The Lawgazette (24 April 2017) writes that one in four junior lawyers suffer from "severe" stress levels at work and that more than 90% said that they experience "some" stress. I think that the legal profession as a whole is stressed but the survey that was undertaken suggests that more than a third of junior lawyers had made a mistake that would not have happened had they not been overworked. The Law society has now called on firms to provide better training and support to
As a specialist dental negligence solicitor I often have to explain in layman's terms to my clients the nature of breach of duty and causation. There has long been caselaw to suggest that doctors and dentists owe a duty of care to their patients. To be successful in a dental claim, a client must prove a breach of that duty of care by showing that the dentist did something which he/she ought not to have done, or failed to do something which really should have been done. That
As a specialist dental negligence solicitor I have never yet come across "hot tubbing". In case you did not know what hut tubbing is - it is the practice of dental experts giving evidence in Court at the same time in each others company. This goes against the normal practice of each dental expert stepping up - giving their evidence and then stepping down followed by the next dental expert, and then the next..you get the idea. Hot tubbing appears to be a Judge led exercise an
As a specialist dental negligence solicitor I have lost count on the amount of times that I have been asked whether a clients can bring a claim against a dentist for placing amalgam or silver (mercury based) fillings in teeth. The recent move to phase out dental amalgams has come from the UN Environmental Programme in order to address concerns over mercury pollution.
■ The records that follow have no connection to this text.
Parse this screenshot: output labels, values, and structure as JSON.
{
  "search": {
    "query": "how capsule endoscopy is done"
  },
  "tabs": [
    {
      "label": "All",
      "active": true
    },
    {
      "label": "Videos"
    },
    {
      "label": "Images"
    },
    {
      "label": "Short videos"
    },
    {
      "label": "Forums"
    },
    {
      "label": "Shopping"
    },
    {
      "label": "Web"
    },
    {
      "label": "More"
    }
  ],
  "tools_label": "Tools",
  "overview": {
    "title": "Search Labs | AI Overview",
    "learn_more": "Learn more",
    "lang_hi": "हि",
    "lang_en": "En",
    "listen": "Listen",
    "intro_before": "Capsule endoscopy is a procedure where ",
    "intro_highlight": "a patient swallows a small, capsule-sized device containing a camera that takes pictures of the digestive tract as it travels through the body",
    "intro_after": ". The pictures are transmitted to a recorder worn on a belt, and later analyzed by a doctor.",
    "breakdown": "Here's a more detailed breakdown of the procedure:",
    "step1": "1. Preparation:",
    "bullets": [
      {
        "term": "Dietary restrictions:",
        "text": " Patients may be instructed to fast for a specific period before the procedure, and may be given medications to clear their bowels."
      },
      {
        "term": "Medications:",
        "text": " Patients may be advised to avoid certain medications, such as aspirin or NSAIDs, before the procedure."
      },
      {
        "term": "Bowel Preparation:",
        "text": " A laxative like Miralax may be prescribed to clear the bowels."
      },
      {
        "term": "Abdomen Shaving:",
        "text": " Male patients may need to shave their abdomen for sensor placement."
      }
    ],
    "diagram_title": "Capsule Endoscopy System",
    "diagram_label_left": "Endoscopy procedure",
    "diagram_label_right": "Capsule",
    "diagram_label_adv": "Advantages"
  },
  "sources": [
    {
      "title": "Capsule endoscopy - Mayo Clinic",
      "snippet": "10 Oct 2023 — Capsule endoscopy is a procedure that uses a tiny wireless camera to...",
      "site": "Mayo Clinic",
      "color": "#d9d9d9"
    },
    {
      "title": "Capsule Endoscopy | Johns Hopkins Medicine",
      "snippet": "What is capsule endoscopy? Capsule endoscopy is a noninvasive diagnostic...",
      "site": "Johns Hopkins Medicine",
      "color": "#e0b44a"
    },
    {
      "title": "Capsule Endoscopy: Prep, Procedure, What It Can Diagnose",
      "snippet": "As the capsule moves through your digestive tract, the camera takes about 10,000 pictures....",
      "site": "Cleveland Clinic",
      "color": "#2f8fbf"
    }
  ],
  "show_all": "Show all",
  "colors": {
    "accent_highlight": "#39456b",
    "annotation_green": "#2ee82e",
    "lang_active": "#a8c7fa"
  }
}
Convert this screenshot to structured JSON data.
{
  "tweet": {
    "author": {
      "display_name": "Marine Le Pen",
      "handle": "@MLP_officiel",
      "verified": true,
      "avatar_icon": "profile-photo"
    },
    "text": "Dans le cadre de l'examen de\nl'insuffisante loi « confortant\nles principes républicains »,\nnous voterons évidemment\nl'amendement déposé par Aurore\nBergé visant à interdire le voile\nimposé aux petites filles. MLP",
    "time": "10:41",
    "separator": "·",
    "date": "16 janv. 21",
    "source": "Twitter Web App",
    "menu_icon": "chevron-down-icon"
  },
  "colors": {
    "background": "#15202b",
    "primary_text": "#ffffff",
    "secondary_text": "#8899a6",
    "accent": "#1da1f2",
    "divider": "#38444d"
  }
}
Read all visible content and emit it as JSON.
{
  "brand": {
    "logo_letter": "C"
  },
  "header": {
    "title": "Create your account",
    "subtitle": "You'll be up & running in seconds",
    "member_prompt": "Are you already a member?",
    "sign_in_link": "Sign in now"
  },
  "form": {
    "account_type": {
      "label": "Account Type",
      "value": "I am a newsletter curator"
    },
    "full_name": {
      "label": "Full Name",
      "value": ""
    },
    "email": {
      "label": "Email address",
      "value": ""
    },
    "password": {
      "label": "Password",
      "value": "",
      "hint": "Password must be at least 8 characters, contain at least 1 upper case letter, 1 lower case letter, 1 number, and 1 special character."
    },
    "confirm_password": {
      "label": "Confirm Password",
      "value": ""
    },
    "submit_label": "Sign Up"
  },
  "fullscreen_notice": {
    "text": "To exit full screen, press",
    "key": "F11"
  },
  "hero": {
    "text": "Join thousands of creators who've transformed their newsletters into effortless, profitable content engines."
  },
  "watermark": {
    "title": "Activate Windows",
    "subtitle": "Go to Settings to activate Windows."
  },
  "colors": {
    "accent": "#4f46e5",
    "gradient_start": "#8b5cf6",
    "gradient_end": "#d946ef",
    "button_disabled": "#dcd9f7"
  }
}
The earliest use of silver fillings were first documented in AD659 and were widely used in Germany from 1528.